**** Supplied records

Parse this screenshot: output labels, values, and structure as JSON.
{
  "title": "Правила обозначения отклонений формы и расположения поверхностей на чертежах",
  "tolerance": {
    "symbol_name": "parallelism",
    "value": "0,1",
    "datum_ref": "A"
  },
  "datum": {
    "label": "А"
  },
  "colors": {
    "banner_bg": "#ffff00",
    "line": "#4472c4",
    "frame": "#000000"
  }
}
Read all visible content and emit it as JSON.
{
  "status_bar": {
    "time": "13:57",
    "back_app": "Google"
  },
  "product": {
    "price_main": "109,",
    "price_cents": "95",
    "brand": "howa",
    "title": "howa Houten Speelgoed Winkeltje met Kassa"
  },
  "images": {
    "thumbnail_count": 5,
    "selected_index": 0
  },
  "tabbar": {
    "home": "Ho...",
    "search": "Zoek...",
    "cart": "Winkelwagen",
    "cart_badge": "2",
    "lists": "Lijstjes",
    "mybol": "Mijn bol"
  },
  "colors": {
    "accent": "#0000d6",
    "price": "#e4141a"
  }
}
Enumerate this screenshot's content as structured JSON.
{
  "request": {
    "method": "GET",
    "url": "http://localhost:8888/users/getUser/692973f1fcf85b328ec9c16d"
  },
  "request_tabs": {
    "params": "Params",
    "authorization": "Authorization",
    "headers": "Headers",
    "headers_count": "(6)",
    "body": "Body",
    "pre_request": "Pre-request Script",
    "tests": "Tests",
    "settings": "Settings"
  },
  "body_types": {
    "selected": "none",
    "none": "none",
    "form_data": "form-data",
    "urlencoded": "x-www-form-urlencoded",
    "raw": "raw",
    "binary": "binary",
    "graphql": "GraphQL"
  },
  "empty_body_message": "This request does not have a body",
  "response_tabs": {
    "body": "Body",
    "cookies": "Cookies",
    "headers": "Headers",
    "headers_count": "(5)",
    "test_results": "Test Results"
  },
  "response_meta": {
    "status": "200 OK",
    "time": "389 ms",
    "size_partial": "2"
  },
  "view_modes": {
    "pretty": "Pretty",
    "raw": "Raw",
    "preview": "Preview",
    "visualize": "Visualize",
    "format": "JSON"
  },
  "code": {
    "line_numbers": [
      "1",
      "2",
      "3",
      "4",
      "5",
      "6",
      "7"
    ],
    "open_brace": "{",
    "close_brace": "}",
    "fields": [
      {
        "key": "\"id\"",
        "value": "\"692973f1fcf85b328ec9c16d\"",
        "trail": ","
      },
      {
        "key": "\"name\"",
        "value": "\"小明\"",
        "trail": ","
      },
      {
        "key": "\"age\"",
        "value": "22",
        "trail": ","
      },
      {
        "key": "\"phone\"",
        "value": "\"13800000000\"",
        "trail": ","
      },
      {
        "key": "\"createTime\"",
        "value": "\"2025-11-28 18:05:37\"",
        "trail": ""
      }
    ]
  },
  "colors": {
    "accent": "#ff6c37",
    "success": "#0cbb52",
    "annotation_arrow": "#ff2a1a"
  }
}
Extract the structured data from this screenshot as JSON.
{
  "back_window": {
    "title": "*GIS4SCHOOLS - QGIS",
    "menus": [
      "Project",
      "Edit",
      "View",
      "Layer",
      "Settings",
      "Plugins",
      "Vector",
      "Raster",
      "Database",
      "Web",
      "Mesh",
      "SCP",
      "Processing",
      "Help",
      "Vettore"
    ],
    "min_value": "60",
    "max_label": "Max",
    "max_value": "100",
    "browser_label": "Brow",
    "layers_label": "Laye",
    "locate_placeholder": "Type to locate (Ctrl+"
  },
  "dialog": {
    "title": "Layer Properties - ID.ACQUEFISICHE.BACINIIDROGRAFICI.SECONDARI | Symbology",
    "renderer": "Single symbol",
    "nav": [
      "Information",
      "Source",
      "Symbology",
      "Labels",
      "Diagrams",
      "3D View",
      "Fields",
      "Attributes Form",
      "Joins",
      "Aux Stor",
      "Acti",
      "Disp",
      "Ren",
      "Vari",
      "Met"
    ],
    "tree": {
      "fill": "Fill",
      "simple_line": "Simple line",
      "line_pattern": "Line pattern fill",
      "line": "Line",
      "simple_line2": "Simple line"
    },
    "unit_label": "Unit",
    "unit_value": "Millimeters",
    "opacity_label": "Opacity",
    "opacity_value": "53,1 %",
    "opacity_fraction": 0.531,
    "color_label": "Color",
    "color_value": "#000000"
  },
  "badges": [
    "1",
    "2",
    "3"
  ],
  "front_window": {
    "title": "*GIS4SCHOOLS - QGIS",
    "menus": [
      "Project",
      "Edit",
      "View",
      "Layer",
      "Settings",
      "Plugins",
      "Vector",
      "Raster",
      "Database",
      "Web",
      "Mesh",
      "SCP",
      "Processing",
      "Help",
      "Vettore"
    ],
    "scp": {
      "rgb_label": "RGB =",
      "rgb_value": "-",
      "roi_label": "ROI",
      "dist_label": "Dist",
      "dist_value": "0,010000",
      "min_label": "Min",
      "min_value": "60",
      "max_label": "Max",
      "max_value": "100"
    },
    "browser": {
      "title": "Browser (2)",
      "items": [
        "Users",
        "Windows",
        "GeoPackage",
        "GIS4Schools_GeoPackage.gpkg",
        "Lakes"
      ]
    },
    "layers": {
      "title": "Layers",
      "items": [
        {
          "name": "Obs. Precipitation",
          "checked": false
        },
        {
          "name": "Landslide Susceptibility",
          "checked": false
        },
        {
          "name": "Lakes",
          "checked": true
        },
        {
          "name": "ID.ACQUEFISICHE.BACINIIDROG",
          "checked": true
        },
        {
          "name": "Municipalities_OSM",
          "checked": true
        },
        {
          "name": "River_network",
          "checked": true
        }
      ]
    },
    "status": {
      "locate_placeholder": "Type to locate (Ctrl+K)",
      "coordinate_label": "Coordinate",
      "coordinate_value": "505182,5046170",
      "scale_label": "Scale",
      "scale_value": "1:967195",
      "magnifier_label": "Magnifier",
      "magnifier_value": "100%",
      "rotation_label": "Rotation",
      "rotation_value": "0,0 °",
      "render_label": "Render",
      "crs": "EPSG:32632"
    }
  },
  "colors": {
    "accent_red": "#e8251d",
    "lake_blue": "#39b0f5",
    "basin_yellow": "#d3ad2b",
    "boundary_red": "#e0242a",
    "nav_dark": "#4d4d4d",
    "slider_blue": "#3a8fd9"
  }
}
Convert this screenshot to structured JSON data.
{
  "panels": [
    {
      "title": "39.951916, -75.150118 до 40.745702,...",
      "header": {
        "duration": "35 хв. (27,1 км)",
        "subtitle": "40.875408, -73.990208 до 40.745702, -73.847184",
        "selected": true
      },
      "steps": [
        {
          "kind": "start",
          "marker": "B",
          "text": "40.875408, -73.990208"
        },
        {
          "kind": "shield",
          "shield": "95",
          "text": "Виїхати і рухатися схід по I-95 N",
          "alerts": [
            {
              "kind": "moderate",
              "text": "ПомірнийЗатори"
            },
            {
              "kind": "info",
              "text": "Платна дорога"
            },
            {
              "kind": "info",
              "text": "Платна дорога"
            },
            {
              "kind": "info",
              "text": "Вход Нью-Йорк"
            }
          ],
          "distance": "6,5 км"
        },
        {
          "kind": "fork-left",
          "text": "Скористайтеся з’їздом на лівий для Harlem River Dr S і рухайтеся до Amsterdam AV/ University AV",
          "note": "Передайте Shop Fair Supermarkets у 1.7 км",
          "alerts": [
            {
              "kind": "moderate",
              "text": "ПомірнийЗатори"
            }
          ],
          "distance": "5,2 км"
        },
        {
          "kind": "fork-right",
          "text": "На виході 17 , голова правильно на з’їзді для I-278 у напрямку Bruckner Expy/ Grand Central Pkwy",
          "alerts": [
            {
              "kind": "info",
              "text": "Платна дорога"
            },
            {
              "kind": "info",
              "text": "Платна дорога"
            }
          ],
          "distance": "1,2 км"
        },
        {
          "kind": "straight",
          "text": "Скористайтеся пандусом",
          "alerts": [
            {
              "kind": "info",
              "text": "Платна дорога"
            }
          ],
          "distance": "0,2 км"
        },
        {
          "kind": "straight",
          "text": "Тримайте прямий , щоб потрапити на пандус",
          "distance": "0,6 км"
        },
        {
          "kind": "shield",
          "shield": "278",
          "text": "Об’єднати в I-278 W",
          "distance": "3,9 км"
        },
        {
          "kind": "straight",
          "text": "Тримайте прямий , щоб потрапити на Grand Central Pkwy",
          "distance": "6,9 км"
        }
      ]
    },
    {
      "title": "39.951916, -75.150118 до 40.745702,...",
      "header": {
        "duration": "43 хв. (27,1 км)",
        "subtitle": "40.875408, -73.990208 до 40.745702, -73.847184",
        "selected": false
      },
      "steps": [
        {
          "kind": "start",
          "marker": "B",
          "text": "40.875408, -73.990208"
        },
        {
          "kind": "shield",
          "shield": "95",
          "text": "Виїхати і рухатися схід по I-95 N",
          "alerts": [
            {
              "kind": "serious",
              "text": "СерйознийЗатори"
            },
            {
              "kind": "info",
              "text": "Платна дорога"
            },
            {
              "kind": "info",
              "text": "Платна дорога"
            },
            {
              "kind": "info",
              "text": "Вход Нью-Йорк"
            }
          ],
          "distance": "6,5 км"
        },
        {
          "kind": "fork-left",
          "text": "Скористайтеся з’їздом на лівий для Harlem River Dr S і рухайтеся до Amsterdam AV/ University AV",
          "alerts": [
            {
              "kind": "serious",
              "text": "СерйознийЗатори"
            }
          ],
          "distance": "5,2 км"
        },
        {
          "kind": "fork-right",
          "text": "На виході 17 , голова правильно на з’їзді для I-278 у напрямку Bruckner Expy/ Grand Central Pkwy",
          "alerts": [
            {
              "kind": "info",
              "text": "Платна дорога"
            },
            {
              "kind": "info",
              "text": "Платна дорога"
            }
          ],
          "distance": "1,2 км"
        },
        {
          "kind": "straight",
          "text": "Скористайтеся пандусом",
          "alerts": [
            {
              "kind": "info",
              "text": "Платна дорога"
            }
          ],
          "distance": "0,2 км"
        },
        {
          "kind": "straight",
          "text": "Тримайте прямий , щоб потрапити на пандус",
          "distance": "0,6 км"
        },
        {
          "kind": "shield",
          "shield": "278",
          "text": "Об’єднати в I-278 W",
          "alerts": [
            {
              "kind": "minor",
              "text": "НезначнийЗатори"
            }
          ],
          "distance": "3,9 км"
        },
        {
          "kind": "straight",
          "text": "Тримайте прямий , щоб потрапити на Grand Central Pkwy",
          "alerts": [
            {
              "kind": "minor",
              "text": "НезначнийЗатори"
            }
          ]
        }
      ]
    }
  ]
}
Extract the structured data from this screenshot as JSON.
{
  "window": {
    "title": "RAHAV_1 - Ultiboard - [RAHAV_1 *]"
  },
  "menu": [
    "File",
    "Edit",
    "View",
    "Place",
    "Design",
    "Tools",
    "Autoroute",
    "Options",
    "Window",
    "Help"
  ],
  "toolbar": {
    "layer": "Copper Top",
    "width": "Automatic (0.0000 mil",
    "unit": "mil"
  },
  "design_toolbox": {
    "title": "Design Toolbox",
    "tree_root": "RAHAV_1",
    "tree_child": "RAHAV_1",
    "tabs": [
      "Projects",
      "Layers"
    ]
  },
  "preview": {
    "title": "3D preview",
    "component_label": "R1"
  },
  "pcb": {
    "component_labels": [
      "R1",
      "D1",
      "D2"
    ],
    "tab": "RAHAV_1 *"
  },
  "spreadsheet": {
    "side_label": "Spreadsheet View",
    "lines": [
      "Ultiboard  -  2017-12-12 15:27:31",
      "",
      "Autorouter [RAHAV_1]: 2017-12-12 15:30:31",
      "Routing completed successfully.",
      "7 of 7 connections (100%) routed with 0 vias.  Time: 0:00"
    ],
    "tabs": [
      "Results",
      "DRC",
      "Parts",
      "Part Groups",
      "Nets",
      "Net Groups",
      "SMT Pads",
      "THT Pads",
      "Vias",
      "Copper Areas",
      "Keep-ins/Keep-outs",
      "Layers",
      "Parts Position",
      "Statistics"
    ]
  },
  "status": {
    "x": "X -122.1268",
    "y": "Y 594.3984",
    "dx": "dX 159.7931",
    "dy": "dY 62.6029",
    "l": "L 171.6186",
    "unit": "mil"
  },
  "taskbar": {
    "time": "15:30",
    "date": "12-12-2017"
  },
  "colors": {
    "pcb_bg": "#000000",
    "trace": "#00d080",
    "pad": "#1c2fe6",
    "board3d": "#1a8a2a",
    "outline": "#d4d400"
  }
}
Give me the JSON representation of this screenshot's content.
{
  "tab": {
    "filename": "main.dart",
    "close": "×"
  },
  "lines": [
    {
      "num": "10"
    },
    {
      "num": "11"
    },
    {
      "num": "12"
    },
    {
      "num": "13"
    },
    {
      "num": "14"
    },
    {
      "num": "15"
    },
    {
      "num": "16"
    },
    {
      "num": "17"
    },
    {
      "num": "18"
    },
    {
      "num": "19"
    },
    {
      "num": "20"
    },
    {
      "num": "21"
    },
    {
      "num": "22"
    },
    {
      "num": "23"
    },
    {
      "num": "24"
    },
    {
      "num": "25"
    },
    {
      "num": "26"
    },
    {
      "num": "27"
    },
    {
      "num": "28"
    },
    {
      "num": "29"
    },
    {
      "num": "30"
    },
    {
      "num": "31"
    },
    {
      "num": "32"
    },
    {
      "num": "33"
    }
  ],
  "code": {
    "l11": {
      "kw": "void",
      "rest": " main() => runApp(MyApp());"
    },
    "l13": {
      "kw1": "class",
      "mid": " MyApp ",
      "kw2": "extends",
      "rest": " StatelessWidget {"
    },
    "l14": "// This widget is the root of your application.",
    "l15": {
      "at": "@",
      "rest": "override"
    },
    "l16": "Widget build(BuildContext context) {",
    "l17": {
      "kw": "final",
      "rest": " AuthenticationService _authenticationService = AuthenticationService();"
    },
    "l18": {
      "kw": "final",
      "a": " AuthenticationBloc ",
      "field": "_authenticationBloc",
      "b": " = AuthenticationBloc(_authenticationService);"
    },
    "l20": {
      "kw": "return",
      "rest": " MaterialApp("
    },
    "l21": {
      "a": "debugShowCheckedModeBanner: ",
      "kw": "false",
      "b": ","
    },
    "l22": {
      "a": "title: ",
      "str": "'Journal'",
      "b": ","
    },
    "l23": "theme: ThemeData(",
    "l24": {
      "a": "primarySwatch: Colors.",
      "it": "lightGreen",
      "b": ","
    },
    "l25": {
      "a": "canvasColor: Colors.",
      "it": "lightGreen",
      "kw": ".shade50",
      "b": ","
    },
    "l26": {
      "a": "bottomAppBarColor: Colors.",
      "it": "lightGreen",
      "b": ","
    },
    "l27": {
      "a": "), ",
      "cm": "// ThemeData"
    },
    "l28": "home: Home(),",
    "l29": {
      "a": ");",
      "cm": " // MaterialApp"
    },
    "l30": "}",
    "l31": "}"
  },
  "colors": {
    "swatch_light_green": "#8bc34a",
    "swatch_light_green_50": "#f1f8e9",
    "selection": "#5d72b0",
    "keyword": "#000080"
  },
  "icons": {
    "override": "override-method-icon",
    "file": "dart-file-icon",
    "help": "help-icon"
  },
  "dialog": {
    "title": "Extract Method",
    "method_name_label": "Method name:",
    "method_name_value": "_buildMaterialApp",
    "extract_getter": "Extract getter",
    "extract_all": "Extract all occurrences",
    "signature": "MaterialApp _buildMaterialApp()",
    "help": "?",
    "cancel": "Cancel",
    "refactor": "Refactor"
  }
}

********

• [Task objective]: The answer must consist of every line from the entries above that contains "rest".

• [Solution for this exercise]:
      "rest": " main() => runApp(MyApp());"
      "rest": " StatelessWidget {"
      "rest": "override"
      "rest": " AuthenticationService _authenticationService = AuthenticationService();"
      "rest": " MaterialApp("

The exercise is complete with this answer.